:: PROBLEM TO SOLVE ::
Where a line in the material below has the string "minutes", please report it.

↓

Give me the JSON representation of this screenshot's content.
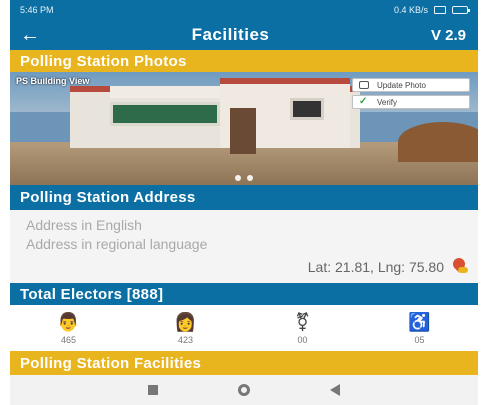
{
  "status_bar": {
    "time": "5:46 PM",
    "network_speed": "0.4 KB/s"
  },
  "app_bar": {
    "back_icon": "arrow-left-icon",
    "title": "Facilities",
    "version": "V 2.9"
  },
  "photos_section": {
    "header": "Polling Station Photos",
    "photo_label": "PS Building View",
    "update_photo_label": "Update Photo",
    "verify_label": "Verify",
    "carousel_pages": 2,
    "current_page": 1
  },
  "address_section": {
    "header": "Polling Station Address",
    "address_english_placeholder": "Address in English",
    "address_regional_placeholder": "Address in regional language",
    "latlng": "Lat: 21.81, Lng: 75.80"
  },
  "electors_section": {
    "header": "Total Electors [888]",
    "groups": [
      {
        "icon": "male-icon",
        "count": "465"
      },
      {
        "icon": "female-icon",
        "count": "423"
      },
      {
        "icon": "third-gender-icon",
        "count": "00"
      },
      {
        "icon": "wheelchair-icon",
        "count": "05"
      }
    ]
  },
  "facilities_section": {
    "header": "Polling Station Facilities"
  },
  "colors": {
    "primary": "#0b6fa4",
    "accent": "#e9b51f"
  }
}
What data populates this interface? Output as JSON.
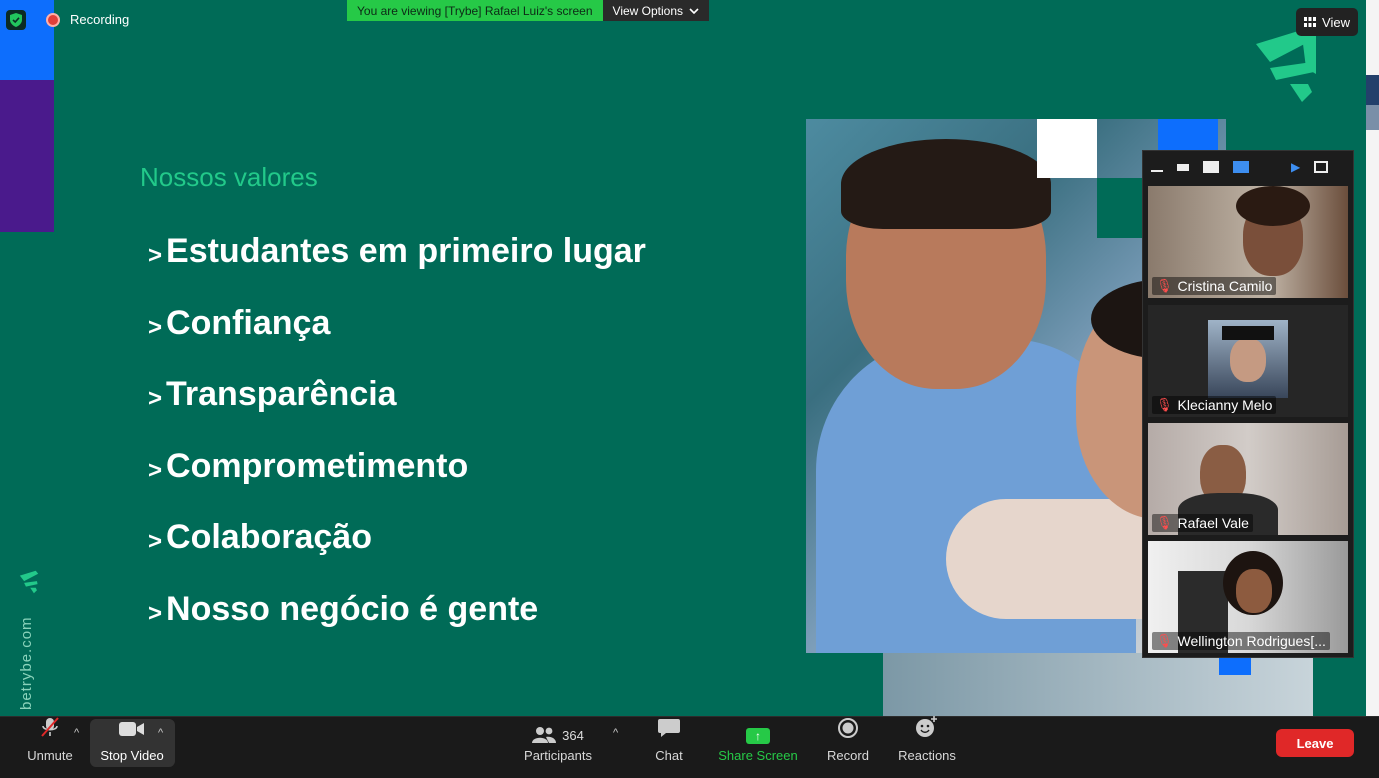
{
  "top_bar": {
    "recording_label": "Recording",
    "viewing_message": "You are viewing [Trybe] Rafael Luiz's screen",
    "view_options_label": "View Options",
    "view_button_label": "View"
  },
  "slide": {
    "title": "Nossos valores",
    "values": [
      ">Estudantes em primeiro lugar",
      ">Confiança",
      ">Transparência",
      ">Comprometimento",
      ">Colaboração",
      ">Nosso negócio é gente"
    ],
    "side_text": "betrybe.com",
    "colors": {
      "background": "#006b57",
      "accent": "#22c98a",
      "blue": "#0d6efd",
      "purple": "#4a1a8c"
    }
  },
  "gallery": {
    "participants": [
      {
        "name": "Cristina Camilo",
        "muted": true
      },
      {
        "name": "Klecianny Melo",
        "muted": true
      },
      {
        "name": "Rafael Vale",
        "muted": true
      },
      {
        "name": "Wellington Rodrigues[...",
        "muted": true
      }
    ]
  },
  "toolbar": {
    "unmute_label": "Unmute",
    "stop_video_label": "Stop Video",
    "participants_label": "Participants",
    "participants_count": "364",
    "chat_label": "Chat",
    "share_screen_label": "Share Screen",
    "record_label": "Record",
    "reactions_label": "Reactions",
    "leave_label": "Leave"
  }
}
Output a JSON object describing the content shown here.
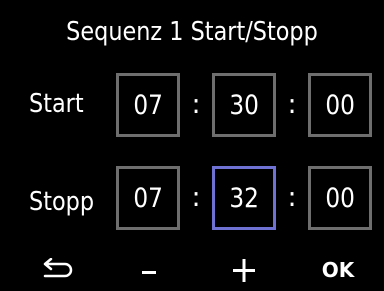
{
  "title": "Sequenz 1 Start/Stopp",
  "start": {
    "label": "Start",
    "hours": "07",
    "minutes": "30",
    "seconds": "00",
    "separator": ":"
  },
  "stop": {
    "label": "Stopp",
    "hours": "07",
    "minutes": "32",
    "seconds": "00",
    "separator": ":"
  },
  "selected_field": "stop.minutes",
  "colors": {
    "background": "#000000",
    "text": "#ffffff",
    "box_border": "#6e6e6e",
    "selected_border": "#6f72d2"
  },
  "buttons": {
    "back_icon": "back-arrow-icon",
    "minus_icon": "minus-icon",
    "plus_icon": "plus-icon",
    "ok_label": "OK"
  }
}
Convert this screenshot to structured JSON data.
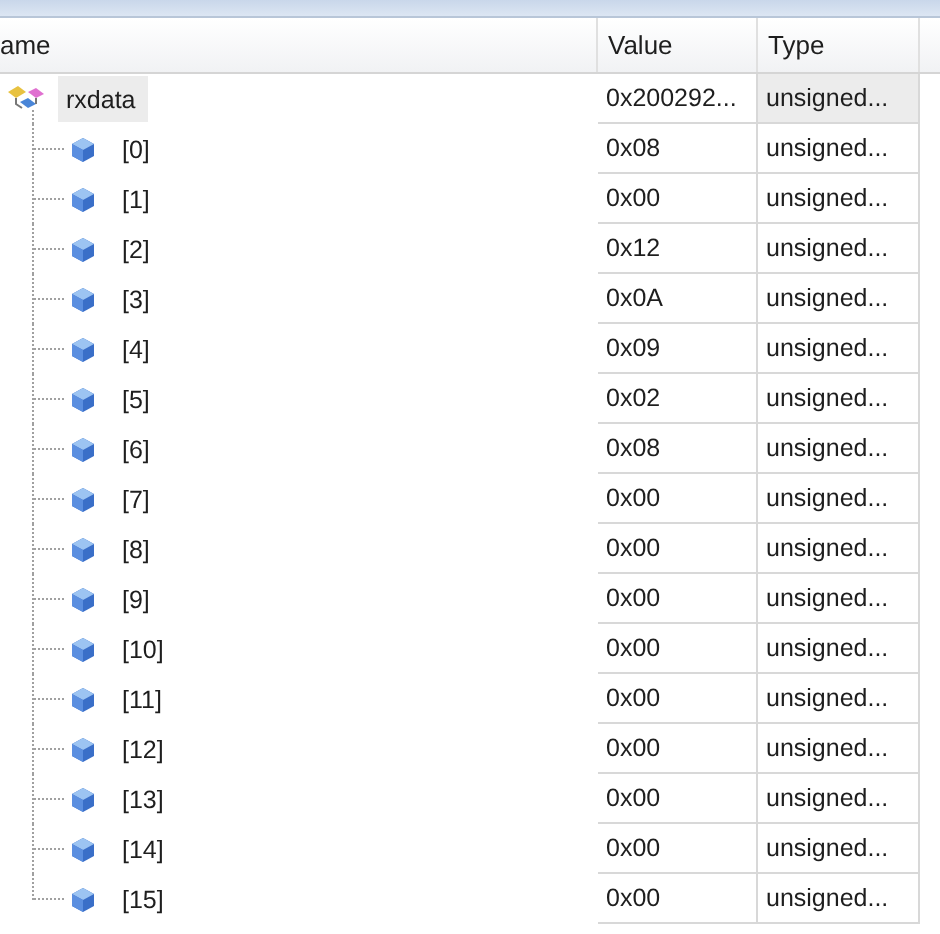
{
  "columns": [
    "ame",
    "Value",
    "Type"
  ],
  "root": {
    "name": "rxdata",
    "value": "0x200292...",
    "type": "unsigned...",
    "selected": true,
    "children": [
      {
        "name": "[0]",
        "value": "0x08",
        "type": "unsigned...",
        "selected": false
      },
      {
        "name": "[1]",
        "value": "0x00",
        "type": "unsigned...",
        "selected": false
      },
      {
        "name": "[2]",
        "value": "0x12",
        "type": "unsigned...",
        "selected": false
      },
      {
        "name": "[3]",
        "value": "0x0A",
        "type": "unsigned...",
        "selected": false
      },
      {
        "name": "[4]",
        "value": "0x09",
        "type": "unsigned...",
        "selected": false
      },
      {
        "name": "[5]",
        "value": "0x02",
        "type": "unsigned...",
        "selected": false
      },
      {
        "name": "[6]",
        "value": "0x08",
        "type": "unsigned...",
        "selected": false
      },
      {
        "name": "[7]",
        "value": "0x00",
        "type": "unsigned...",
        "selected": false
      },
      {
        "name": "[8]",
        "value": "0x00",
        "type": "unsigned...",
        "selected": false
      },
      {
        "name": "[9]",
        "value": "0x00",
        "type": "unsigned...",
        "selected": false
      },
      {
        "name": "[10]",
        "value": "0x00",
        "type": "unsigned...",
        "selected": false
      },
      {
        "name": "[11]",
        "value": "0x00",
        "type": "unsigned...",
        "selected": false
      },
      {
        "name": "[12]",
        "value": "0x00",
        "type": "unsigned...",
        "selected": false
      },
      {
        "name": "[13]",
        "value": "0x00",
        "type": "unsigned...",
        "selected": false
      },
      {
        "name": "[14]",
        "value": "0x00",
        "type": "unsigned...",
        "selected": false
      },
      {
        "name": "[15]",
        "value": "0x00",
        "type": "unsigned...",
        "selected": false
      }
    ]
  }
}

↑

:: YOUR RESPONSE ::
    "minutes": "30",
    "minutes": "32",
  "selected_field": "stop.minutes",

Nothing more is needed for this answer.